The largest German health insurance fund Techniker Krankenkasse (TK) is a pioneer in enabling its members to seek treatment abroad. A 2008 survey found that around 1% of its members had care abroad in 2007, of which 7% went for scheduled healthcare, rather than for acute and emergency care while travelling. The insurer multiplied its sample to suggest that 272,000 booked ahead for care. This figure excludes spa visits and dental care not claimed back from insurers. A survey of those who had treatment abroad in 2009 suggests that 40% planned to do so, and of these 90% went for dentistry or spa treatment. For as spas and dentistry, the German customer has to pay a high proportion of the cost out of pocket. For those getting dental treatment abroad, the insurer pays out the same amount, so the balance paid by the customer when the cost is lower, is much less. As the overall cost of treatment is much lower, their own share of the costs will be much lower. Grossing up a small survey is statistically hazardous, so the insurer merely suggests that 1% of the TK’s 7.2m customers, or 72,000, had treatment abroad, but only 30,000 went for planned treatment. Multiplying this to the total population is dangerous, as TK tends to insure technicians who are generally wealthier, but with a population of 82million, a third of a million Germans had planned treatment abroad.

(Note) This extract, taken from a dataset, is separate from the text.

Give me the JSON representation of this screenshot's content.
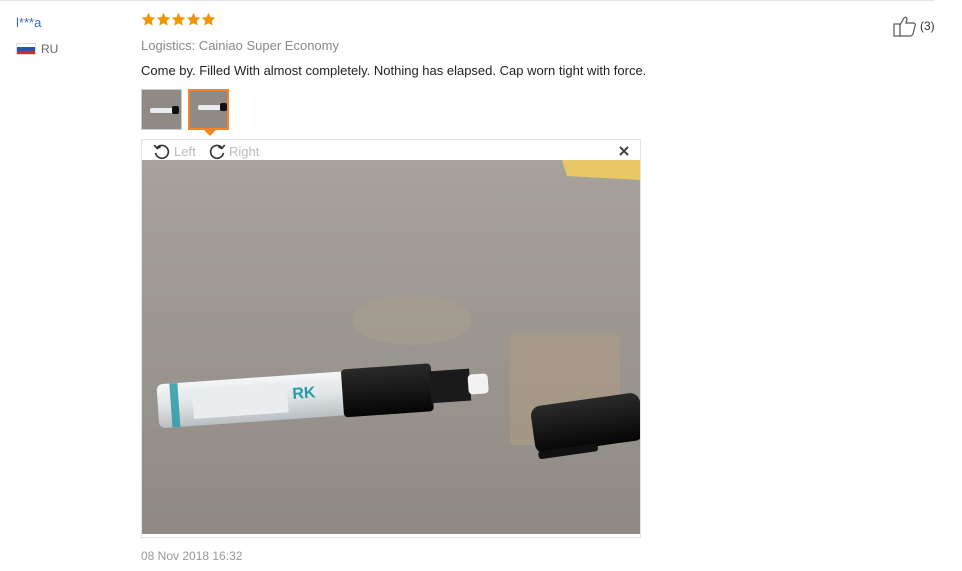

Before hospitals and agencies rush to seek deals with TK and other German health funds, or their customers, it is worth pointing out that no insurer shows any inclination of allowing treatment outside the EU, and the customer can only get treatment within the EU in a facility within TK’s network.
TK and the customer also share the costs of treatment at an accredited health spa, including room and board as well as travel to and from the health spa. TK members can choose a health resort outside Germany, but only one in TK’s network of 26 partners in Italy, Austria, Poland, Czech Republic, Slovakia and Hungary that TK pay on a direct basis. All facilities are inspected on site by TK for their compliance with quality standards.
The health insurance reform of 2007 requires everyone living in Germany to be insured for at least hospital and outpatient medical treatment. 85% of the 70 million population are mandatory or voluntary members of one of the statutory health insurance schemes while the others have private health insurance. And since 2009, everyone in every health fund gets charged the same premium.
TK also pays for certain costs of benefits when received in an EEA country, but only if the treatment would have been paid for in Germany e.g. no cosmetic surgery or cosmetic dentistry. And for planned treatment abroad, to get reimbursement after treatment and after they have paid the hospital/clinic themselves; the customer has to supply detailed bills/medical prescriptions. TK reimburses those costs that would have resulted from that treatment in Germany, limited to the amount of the bill, minus the additional contribution/co-payments stipulated by German law, and with other deductions. TK does not pay for travel or accommodation costs for non-emergency treatment.
TK and fellow insurer AOK also have a small network of 70 private hospitals and clinics in Austria, Belgium, Italy and The Netherlands, and others in the process of joining, where the insurer pays the bills on a direct billing basis. A key requirement to being in the Europa Service network is that the hospital must have German speaking medical and non-medical staff. The network was set up in 2004 just for AOK Rheinland/Hamburg, and in 2009, the AOKs of Berlin, Brandenburg, Sachsen-Anhalt, Schleswig-Holstein and Westphalia-Lippe joined this EuropaService.
AOK has contracts with clinics on the North Sea coast of Belgium and the Netherlands and in Austria to guarantee good medical care, simple procedures and expert service to customers in additional EU member states. It also collaborates with partners in Austria, the Czech Republic and Italy, and is developing partnerships in Poland, Spain and Turkey.